Very Edwardian in style, these earrings show delicate forget-me-nots with pearls, resting on onyx. Onyx became a popular feature, taking the place of black enamel by the turn of the century.
It was used along the continent in memorial pieces during the 19th Century, but it was by the Edwardian period where the line between fashion and mourning began to blur. Rings with onyx shields, earrings and brooches can be considered fashionable rather than for mourning unless indicated on the piece or with significant symbolism.
What is most important to note about this era was just how much the sentimental and the mourning symbolism had bled through the mainstream psyche in terms of how understood a physical symbol was to its sentimental interpretation.
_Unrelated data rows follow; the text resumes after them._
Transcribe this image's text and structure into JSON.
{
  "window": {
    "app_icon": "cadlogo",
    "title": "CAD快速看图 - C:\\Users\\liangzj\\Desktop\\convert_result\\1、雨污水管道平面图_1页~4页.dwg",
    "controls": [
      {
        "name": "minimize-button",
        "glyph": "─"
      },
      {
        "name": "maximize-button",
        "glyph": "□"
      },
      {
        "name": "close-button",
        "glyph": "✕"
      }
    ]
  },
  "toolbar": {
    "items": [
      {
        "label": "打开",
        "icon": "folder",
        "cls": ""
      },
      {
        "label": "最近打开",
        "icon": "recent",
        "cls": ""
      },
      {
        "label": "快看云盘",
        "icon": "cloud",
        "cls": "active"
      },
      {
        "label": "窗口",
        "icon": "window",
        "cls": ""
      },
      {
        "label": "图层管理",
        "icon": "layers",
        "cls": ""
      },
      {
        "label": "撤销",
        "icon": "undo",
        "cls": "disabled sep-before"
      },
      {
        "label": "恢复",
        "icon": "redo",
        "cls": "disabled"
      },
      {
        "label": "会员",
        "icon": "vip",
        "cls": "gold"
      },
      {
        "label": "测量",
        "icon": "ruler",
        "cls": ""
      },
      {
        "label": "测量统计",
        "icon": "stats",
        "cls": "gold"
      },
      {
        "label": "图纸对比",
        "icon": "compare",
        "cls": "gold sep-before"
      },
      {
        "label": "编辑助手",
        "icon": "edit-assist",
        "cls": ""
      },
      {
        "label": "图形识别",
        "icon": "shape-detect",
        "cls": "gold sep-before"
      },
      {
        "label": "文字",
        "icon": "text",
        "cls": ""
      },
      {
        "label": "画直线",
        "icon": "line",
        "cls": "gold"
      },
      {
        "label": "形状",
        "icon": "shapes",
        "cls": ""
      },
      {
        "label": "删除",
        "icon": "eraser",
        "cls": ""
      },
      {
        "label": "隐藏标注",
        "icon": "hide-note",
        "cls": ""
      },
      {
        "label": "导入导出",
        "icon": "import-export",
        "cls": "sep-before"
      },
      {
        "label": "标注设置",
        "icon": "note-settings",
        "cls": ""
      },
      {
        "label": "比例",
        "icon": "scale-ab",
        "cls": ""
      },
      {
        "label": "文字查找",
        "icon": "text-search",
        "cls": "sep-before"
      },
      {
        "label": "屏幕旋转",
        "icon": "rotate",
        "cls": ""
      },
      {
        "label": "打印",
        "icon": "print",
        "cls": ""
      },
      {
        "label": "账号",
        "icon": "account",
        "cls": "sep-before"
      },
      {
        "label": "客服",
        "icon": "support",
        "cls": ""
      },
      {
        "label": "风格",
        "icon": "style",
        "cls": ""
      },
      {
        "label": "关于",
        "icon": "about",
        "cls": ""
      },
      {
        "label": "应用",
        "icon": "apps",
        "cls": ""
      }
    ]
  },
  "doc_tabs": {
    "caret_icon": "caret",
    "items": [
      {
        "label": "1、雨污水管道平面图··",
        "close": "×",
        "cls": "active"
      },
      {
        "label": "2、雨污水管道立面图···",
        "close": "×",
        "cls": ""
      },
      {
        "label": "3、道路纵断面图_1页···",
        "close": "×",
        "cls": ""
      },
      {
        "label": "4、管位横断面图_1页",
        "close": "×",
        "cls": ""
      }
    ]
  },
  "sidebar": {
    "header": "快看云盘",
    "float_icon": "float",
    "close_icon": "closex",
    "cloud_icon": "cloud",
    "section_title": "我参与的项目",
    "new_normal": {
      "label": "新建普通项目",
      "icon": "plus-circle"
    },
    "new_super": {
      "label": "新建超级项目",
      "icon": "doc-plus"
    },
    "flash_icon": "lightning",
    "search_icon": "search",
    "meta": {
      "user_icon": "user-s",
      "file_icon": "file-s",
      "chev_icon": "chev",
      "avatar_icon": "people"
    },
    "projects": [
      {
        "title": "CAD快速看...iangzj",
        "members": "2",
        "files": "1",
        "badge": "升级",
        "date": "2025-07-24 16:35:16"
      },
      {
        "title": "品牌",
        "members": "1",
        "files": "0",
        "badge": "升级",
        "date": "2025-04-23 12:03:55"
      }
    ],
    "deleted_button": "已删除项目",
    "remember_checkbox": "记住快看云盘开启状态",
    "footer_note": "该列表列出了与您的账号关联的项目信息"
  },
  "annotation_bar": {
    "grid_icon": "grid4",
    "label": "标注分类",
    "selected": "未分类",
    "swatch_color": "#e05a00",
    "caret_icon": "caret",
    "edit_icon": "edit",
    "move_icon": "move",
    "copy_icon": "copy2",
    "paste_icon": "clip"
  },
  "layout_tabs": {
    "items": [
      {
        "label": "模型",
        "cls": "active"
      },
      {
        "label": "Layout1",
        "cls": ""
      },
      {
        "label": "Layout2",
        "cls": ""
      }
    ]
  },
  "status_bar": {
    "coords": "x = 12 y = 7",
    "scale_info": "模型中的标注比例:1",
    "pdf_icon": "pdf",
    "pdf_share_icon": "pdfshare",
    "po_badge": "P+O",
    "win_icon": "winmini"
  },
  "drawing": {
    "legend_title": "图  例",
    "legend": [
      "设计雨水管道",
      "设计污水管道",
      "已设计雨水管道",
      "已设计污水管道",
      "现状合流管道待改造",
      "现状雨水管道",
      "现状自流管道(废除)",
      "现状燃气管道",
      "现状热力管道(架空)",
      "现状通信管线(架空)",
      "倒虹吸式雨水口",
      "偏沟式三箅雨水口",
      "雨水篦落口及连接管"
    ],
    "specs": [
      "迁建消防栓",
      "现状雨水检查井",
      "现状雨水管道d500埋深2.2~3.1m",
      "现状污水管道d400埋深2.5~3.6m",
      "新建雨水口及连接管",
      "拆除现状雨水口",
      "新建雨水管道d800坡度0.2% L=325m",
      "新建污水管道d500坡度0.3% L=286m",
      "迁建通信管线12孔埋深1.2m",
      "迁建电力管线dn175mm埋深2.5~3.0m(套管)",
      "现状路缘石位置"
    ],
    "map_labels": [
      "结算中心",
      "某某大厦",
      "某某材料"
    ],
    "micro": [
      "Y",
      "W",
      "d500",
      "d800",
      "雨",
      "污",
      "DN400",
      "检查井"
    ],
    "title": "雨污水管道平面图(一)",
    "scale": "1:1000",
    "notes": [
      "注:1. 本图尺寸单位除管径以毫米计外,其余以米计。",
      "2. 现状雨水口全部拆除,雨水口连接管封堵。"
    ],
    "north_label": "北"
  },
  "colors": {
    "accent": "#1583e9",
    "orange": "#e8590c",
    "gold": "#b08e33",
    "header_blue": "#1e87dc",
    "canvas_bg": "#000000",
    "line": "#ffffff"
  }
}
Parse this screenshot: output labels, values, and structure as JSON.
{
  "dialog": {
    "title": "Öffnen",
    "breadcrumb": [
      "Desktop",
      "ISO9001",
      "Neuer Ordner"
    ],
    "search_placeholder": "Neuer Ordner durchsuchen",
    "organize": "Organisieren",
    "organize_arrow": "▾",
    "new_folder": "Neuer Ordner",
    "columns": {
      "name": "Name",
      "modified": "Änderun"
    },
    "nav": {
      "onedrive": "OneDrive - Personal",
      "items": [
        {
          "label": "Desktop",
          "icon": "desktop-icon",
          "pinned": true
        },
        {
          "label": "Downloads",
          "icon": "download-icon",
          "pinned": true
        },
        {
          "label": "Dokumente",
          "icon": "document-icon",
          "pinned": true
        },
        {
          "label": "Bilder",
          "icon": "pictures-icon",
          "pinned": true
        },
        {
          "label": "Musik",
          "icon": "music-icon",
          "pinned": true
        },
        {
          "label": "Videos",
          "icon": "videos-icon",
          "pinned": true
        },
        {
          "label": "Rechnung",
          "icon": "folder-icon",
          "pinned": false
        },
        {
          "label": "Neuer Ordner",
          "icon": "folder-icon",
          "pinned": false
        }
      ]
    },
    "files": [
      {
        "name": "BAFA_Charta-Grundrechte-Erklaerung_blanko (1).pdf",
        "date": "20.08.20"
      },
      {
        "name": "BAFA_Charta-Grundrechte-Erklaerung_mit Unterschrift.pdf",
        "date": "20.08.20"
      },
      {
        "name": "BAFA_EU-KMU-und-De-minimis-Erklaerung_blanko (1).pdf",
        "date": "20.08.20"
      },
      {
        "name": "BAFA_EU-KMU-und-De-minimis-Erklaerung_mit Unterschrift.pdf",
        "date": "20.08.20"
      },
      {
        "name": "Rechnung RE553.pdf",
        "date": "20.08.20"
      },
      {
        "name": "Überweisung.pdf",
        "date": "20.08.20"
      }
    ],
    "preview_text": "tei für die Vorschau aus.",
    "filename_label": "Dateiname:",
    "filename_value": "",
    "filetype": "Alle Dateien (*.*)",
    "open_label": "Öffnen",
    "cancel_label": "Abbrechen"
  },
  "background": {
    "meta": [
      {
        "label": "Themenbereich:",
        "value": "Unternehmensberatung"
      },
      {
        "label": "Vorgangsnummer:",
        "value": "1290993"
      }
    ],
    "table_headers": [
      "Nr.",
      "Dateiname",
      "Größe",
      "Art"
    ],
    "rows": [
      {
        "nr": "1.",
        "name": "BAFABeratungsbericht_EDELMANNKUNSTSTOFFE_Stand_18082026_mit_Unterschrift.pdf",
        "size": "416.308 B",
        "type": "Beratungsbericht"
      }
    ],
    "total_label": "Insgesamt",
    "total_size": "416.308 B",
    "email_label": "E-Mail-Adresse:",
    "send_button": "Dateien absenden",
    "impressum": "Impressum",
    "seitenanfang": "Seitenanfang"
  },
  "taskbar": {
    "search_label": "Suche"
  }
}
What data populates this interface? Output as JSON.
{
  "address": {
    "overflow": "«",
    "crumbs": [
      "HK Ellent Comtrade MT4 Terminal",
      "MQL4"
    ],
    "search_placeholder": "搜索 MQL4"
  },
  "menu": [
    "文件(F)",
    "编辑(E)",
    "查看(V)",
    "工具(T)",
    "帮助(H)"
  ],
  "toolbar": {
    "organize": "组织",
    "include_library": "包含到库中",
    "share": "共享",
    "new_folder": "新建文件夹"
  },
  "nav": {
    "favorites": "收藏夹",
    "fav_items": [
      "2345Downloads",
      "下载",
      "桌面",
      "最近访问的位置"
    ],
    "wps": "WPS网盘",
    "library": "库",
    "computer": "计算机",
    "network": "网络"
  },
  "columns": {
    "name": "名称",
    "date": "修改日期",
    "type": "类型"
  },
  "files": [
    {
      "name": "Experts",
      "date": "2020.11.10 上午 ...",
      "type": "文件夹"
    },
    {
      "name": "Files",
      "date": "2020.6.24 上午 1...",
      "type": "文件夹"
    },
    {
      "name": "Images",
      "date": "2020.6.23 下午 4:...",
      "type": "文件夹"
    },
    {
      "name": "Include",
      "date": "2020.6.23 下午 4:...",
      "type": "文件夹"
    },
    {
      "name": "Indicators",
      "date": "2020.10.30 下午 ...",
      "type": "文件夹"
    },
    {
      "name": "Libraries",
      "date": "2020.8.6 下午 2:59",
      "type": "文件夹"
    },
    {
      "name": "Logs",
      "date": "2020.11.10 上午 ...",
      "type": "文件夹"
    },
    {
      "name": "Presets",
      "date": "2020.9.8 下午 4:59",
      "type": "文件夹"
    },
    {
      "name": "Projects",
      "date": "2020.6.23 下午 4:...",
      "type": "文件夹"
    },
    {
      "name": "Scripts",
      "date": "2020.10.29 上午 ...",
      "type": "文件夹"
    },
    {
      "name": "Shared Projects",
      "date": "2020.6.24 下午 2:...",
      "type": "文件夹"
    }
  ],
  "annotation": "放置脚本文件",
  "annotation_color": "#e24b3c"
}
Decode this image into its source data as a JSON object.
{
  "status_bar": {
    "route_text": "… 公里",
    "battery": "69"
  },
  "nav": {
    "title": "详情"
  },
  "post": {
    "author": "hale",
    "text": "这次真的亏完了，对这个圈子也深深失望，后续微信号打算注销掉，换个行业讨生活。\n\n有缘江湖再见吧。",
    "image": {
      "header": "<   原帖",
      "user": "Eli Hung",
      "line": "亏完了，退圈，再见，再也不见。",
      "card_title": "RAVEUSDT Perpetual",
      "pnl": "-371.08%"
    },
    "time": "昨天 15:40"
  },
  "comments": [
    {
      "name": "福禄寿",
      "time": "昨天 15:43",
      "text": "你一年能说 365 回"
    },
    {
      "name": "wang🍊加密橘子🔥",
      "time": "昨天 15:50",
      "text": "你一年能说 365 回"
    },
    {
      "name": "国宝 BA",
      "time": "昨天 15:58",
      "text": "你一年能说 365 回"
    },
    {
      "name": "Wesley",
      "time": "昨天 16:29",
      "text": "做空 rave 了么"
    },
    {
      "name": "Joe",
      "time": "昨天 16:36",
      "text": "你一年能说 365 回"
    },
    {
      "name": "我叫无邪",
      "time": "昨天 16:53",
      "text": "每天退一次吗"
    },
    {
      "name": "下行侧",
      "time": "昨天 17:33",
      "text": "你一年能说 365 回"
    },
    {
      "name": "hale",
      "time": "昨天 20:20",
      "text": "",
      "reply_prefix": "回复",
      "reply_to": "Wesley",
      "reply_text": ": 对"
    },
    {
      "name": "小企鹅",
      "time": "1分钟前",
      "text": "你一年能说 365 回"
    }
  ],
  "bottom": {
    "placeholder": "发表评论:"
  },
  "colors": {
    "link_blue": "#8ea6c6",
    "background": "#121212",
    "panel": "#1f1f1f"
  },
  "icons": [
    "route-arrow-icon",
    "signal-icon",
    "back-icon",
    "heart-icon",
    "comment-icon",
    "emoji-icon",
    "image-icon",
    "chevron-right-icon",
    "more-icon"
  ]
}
Many of these values are what have established our understanding of what we classify as symbols of love and affection today. The 19th century, through its romanticism, reinterpretation of classical literature and set, which, defined through the filter of the traditional ‘Christian’ family values imbued through the reign of Queen Victoria are much of the fundamental qualities of Western culture today. From weddings and the wearing of white, to the very symbols of flowers and even what symbols are inscribed on many tombstones were solidly defined through the 19th century.
Then we have how that relates to these earrings. The forget-me-not is still a motif used in mainstream jewels and as a love token, but the association of also being a singular mourning symbol isn’t its primary function. Here, we have earrings which are highly fashionable for their time and also quite beautiful, but as the mourning culture had fallen out of fashion from the turn of the century, the style had been adapted into the popular lexicon of fashion and would remain so through to the 1930s.
As mentioned, the display of onyx on the bezel as the central point of focus with an interior set diamond or pearl was quite a common style for jewellery of the time, but it was one of fashion. Unless there is a dedication, it’s hard to decide what its true purpose was. This isn’t the same as how specific jewels were in the 19th century; there was a necessity of mourning that needed to be adhered to, but this had become a family tradition, rather than a mandated one by Court in the 20th century. The most telling aspect of this is World War I, with an estimated thirty-seven million casualties, yet a mourning culture that didn’t remerge.